Last weekend, over 125,000 nerds flocked to the San Diego Convention Center, dressed up Wolverines and Darth Vaders and Lara Crofts, and they waited for hours to catch glimpses of upcoming genre films like Watchmen, Terminator: Salvation, and Twilight. Hollywood's figured out how to market to the geeks, and Comic-Con International—the biggest comic book/pop culture convention in the world—is the place to do it.
But the striking thing about Comic-Con wasn't the hours-long wait to catch a few seconds of Watchmen footage, nor the fact that it's pretty amazing to see a guy in a seven-foot-tall Optimus Prime costume stumble through a gaggle of drunken sorority girls in San Diego's Gas Lamp district. The interesting thing was that of all the stuff being marketed to Comic-Con's attendees, most of it won't be released for months, or even until next summer.
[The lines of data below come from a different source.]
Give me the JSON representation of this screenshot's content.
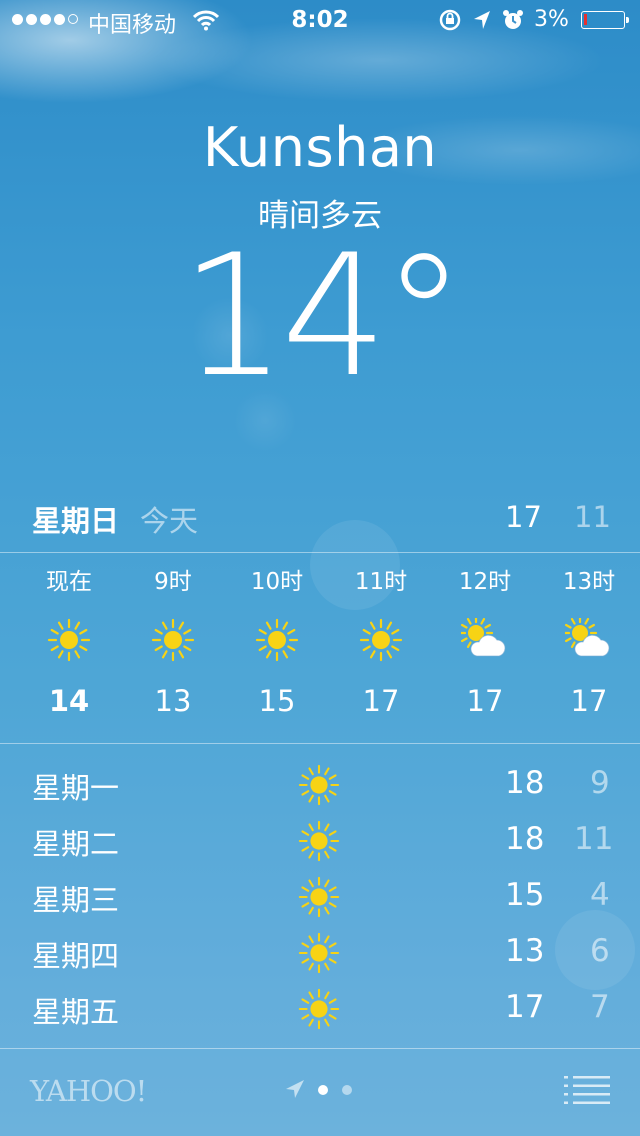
{
  "status_bar": {
    "carrier": "中国移动",
    "time": "8:02",
    "battery_percent": "3%",
    "signal_bars_filled": 4,
    "signal_bars_total": 5,
    "battery_level": 0.03,
    "battery_color": "#e53030"
  },
  "location": {
    "city": "Kunshan",
    "condition": "晴间多云",
    "temperature": "14°"
  },
  "today": {
    "day": "星期日",
    "label": "今天",
    "high": "17",
    "low": "11"
  },
  "hourly": [
    {
      "label": "现在",
      "icon": "sun-icon",
      "temp": "14"
    },
    {
      "label": "9时",
      "icon": "sun-icon",
      "temp": "13"
    },
    {
      "label": "10时",
      "icon": "sun-icon",
      "temp": "15"
    },
    {
      "label": "11时",
      "icon": "sun-icon",
      "temp": "17"
    },
    {
      "label": "12时",
      "icon": "partly-cloudy-icon",
      "temp": "17"
    },
    {
      "label": "13时",
      "icon": "partly-cloudy-icon",
      "temp": "17"
    }
  ],
  "daily": [
    {
      "day": "星期一",
      "icon": "sun-icon",
      "high": "18",
      "low": "9"
    },
    {
      "day": "星期二",
      "icon": "sun-icon",
      "high": "18",
      "low": "11"
    },
    {
      "day": "星期三",
      "icon": "sun-icon",
      "high": "15",
      "low": "4"
    },
    {
      "day": "星期四",
      "icon": "sun-icon",
      "high": "13",
      "low": "6"
    },
    {
      "day": "星期五",
      "icon": "sun-icon",
      "high": "17",
      "low": "7"
    }
  ],
  "footer": {
    "provider": "YAHOO!",
    "page_count": 2,
    "current_page": 1
  },
  "colors": {
    "sun": "#f7d315",
    "cloud": "#ffffff"
  }
}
Hollywood's hype machine has declared the 2008 summer movie season over, and 2009 is coming up soon. Just in case you have any doubts blockbuster season is drawing to a close, here's the death blow: With this week's release of a third Mummy movie following Journey to the Center of the Earth 3D, we've been cursed with an unholy attack no other generation has had to endure: Two Brendan Fraser movies in a single month.
Sure, there are a few high-profile summer movies to come—like the latest Judd Apatow comedy, Pineapple Express, or yet another retread of Star Wars. But those are hardly big-event films like The Dark Knight or Wall-E. Robert Downey Jr. and Will Smith have gone home, and now here comes Brendan Fraser, late to the party and bringing a case of cheap crappy beer that no one wants to drink.
Across the street from Comic-Con, Universal Studios rented out a lot where they arranged a bunch of fake terra cotta warriors from The Mummy: Tomb of the Dragon Emperor. (The supposedly impressive fake archeological artifacts were encircled with an adorable white picket fence, taking away a bit of the tableau's grandeur.) As I watched Comic-Con's attendees walk by the half-assed display without so much as a second glance, I couldn't help but feel where they were coming from: After three frantic months of blockbusters, they were ready to go home and crash. Let Brendan Fraser close out the party—these pop culture addicts had already moved on to 2009.